  18. Susan Iseman

    Movie Theater, anyone? A small, first rate cinema complex screening quality films can also provide an education component for aspiring film students ( and we have many who were hatched here, I believe). It would be an asset, in my most humble opinion. I realize many homeowners have home theaters and streaming capabilities these days, but viewing a film on the big screen is thrilling. Ridgefield has a wonderful example of what can be done. The Prospector theater is a state of the art movie house that employs a joyful staff of young adults with disabilities, and run as a non profit 501c3. Even if you didnt enjoy the movie, you always manage to leave with a big smile there. Westport misses having a movie house!

  19. Jamie Lissette

    The US has 23.5 square feet of retail space per person, compared with 16.4 square feet in Canada and 11.1 square feet in Australia, the next two countries with the most retail space per capita, according to a Morningstar Credit Ratings report from October

    • Nancy Hunter

      Fewer fast food restaurants and smaller grocery stores (i.e. fewer junk food aisles) perhaps.

  20. Bart Shuldman

    Nike moved out. There goes a major retailer. I would guess in the world of renting that raises a big concern. But it should provide a market that can attract the non-nationals if this trend continues. Let’s see what happens. Right now the retail sector is getting more and more scared by Amazon.

    I only hope for a succesful market for Westport. We need it as we watch a state budget that eliminates any payments to Westport.

    A report I just read shows we get $.02 back from Hartford for every dollar Westporters send. We will need our commercial properties to be vibrant.

    Let’s see.

  21. Elisabeth Keane

    Burlington, VT, is wonderful and Campbell, CA, is terrific.

  22. Why isn’t Anazon subject to anti-trust laws for real-time, dynamic price fixing using algorithms, data centers and vast computing power no one else possesses?

    This has gutted the small retailers and now apparently is hitting the big ones too, and we all increasingly bow to a single retail God. Do we really want to spend Saturday evenings watching Amazon drones delivering take-out?

    Why is the only response to unfair competition through the use of technology to say the victims need to “adapt?” Maybe our anti-trust laws need to adapt. Perhaps Amazon needs to pay a portion of its profits to the local retailers it steals business from through digital monopoly practices.

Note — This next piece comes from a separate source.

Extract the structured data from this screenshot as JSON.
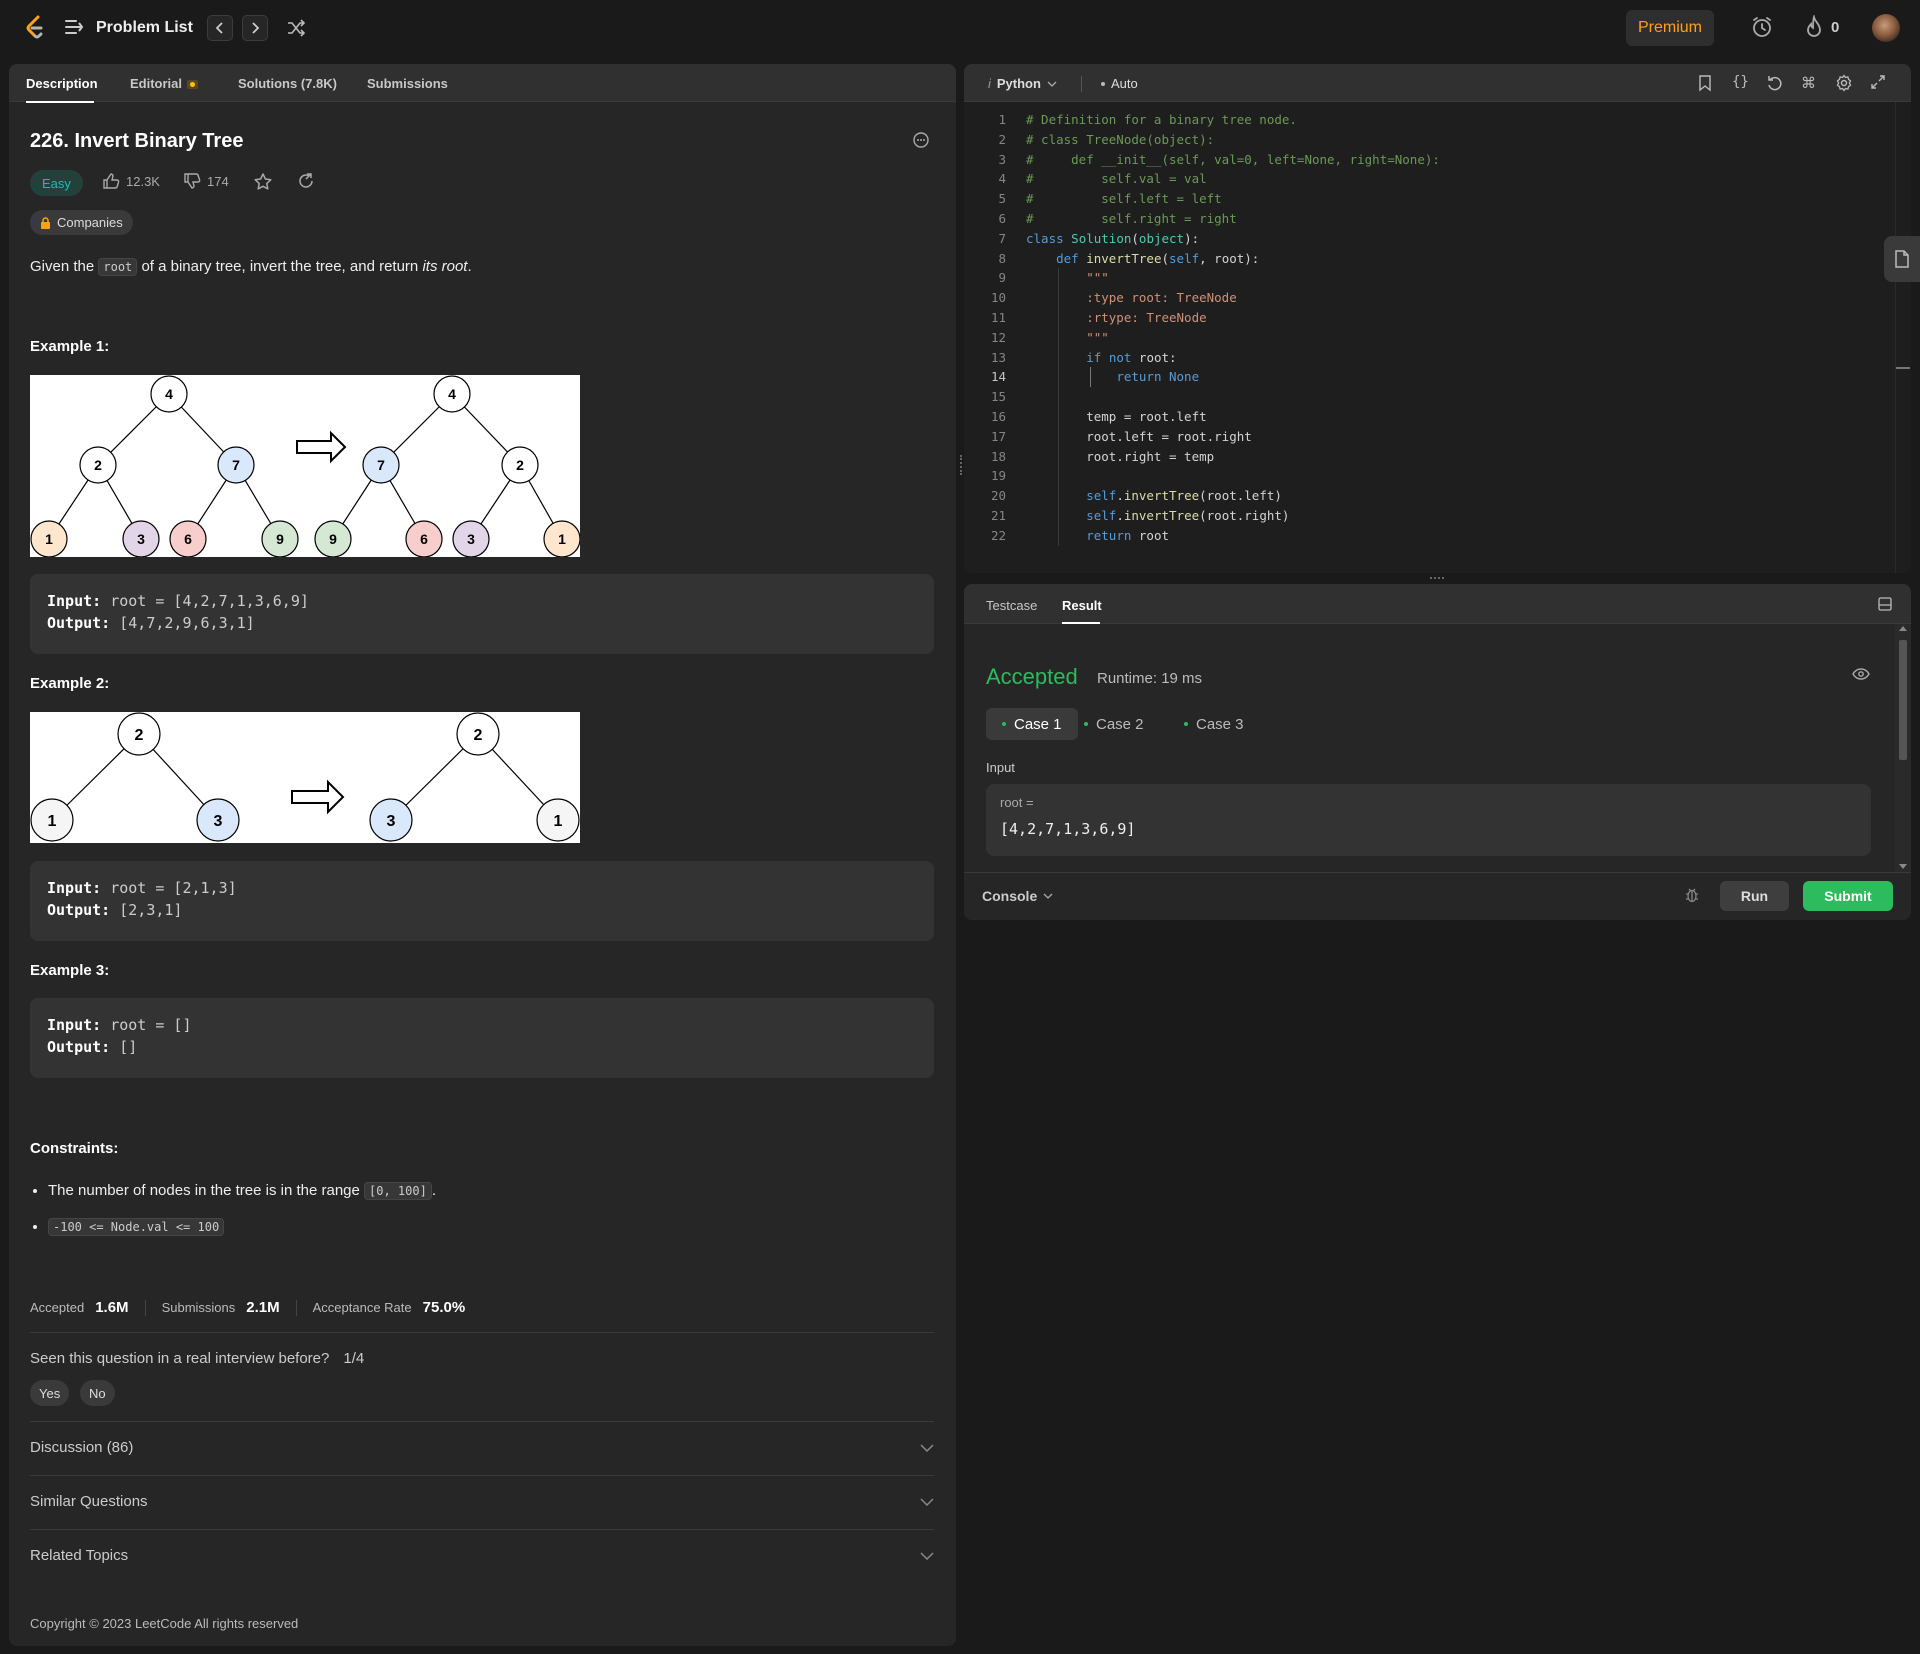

  23. What Chris Woods said.

  24. Mary Papageorge

    David I agree with you but Main Street is not the same!! So maybe closing off Main Street wouldn’t be a bad idea…Oscar’s was probable the last of the mom and pop’s stores! 😦 😦 Miss you Oscar’s (and my husband)..:(

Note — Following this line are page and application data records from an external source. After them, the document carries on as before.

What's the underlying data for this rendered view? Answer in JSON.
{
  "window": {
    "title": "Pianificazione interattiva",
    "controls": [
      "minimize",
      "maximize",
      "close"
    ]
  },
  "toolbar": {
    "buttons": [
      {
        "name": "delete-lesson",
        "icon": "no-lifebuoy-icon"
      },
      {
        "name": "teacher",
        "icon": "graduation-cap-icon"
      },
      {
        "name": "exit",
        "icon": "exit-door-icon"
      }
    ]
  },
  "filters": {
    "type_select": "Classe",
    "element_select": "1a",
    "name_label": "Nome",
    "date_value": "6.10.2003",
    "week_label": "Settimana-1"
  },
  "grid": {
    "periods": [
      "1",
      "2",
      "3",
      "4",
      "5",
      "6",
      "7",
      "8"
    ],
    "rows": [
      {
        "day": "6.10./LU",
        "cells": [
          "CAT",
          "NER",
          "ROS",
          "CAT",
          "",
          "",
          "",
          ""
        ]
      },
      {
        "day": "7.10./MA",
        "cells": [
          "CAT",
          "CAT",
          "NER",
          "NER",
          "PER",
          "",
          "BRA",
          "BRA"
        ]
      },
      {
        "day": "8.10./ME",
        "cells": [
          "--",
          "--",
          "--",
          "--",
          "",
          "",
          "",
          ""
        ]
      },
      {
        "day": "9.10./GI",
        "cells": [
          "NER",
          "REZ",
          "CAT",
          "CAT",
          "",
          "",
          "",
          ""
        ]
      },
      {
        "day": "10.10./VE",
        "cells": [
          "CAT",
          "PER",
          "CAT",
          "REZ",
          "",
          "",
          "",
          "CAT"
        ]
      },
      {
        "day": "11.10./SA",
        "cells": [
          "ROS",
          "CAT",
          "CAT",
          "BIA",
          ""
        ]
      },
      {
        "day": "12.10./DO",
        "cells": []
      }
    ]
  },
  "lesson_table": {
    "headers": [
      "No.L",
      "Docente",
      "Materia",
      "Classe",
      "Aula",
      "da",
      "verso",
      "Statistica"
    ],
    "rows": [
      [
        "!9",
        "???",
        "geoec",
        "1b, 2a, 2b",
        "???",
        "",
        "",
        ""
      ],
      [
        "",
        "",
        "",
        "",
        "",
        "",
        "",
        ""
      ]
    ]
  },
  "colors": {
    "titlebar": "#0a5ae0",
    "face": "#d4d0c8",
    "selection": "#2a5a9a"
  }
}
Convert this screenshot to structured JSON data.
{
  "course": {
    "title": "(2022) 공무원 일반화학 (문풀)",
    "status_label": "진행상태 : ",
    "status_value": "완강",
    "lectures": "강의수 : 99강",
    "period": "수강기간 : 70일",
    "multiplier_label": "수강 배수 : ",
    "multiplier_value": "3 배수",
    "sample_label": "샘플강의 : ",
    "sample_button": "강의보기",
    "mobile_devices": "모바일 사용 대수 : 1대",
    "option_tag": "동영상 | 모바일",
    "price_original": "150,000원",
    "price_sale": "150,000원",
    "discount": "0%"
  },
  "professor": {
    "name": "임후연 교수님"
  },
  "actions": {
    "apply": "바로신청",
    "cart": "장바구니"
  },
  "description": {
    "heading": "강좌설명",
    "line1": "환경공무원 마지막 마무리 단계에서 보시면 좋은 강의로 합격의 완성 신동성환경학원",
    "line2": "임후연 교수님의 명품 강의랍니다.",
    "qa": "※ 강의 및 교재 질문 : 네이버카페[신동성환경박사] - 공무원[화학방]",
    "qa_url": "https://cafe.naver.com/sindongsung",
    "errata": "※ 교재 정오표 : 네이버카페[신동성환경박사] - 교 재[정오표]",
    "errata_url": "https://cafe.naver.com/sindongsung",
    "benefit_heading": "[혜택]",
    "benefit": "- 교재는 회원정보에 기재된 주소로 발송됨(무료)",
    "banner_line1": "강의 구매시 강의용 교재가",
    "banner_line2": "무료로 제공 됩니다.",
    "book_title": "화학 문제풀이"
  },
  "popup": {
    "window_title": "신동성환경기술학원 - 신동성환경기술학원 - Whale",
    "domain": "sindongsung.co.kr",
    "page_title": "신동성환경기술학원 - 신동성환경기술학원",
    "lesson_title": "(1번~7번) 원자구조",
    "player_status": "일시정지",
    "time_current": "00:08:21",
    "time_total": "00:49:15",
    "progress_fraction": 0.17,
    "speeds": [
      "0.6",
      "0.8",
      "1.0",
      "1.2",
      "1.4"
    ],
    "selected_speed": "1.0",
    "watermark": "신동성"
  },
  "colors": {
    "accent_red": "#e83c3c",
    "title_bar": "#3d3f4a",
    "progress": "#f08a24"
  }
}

  25. There are tier levels. Let’s call Mom and Pop
    Tier 1. What Westport has now on main street
    is the highest level 5…the most expensive:
    It is an outdoor mall and few majors want
    to pay that rent so you can forget about
    Mom and Pop. Unfortunately that ship has
    sailed. Westport was a super attractive location
    then New Yorkers found out about “us” and
    it drove retail prices up as has been mentioned
    by others. It appears landlords will wait and
    let a store go vacant for months or longer
    to get the rent and lease $ they want. They
    don’t care how it looks. Oscars gone.
    Marios gone. The YMCA gone.
    Etc etc etc. Too many
    vacancies is a huge red flag and does not
    look good nor a place where people want
    to shop and be. Its not vibrantn anymore.
    There is no luster. Westport outpriced itself
    and the price correction in home values
    will be next so Westport is in deep “doodoo”
    right now.
    The shopping cente where the Carosel used
    to be I heard was going to turn to condos.
    City hall which used to be my elem school
    is sitting on valuable property. Let’s see
    how long they last. Lower rents? Sure maybe
    a little bit but don’t expect anything
    major. My Westport that I grew up with
    only exists on the back roads. The shopping
    area and post road mainstreet is in huge
    trouble.
    Mark Gontar